Time to Change has changed my life so much and in such a positive way. It all started in March 2012 when I heard about the campaign. Time to Change was holding an event at on the Southbank in London. I decided I wanted to find out more as I had experienced mental illness from a young age and never received the right amount of support. This affected me to the point where I struggled through school and in my first couple of jobs due to my issues. Also both my mother and grandmother have suffered from mental illness. My mother died when I was one year old and it has been stated that she had mental illness including post natal depression.
When I was 23 I became fed up of being isolated and treated like a freak. I decided there must be support out there and went onto the Mind website which connected me to the Time to Change campaign.
It was my first big test to go to the training session
The first Time to Change event that I attended was in London and it was my first big test to go to the training session a few days beforehand on my own. I had never done anything like this alone. I wouldn’t even walk to the town on my own but I did it. At the training day I met some people who would be volunteering with me that Saturday and one lady called Nikki. She told me all about the campaign and after speaking to the other volunteers I realised I wasn’t on my own and that other people had experienced or are still experiencing from what I had also been going through. Finally I wasn’t alone.
The event was a bit of a blur of anxiety and happiness
The Southbank event was brilliant, it was a bit of a blur of anxiety and happiness. I met so many people and started talking to members of the public about the campaign and why it is so important to speak about mental illness.
Time to Change Village events are made up of tents for the public to come and have a look around and learn about the campaign. The tents include a surgery, a post office, a cinema and at times a human library. The village travels to all parts of the country such as Leeds, Brighton, Cambridge and various parts of London.

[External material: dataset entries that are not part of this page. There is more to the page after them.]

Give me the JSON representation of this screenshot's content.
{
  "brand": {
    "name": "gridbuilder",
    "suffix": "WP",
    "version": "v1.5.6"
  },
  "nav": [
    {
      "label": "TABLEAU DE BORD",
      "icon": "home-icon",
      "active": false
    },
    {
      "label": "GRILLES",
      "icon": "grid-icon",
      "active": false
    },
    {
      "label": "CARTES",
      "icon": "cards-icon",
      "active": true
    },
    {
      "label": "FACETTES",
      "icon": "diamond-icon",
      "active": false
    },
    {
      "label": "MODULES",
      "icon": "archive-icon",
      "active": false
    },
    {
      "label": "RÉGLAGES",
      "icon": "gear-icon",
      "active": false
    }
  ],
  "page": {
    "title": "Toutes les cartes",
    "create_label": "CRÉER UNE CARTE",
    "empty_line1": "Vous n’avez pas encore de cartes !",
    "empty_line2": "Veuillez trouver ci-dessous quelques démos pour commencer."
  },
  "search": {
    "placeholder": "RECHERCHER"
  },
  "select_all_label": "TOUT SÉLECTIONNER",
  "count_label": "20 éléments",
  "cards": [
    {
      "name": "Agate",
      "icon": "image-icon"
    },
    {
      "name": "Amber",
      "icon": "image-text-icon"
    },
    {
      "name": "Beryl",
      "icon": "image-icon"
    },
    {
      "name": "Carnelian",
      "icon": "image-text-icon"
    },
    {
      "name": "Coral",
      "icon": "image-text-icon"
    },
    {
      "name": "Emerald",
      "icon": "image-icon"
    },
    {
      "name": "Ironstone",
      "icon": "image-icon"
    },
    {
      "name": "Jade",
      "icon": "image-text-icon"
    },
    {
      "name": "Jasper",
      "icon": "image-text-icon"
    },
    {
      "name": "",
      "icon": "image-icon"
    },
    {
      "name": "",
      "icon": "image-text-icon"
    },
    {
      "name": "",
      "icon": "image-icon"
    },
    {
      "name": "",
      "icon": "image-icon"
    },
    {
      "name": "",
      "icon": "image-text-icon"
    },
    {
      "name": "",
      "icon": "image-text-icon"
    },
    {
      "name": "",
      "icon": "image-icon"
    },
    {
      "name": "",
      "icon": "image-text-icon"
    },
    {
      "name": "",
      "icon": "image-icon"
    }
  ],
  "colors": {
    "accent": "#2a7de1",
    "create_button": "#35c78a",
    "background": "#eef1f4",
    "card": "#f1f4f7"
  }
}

Approaching members of the public at first was quite nerve racking
Approaching members of the public at first was quite nerve racking as I wasn’t sure of what I wanted to say and if I would be able to explain the campaign in a good enough way that they would listen and understand. Throughout the day I had some really excellent conversations and my confidence grew and so did my ability to approach people.
As part of International Nurses Day 2014 I went to Greenwich University with Time to Change to speak to students about the campaign. I spoke to many people but one woman came back to me and thanked me for what I had told her and said that she felt more positive about the future and was grateful to Time to Change for attending.
The campaign brings people together from all walks of life
The campaign brings people together from all walks of life that have either themselves experienced a mental illness or have had a loved one experience it.
So far I have volunteered for 10 events over two years. I fit in volunteering with my shifts at work and am slowly starting to speak out about my own issues. I have managed to build my confidence in travelling to places on my own. The furthest place I have travelled to for Time to Change is Brighton. Also I am now able to stand up in front of a large group of people and speak about mental illness.
Volunteering for Time to Change has changed my life
Volunteering for Time to Change has changed my life I have made so many new friends, learnt about different cultures, stereotypes and discrimination. The campaign has changed my own preconceptions of people, taught me to be more caring and to stand up for not only my rights but that of others as well. The campaign deserves to win the Lottery Good Causes Award as they have changed me and others I know into a happier stronger person who wants to end mental health discrimination.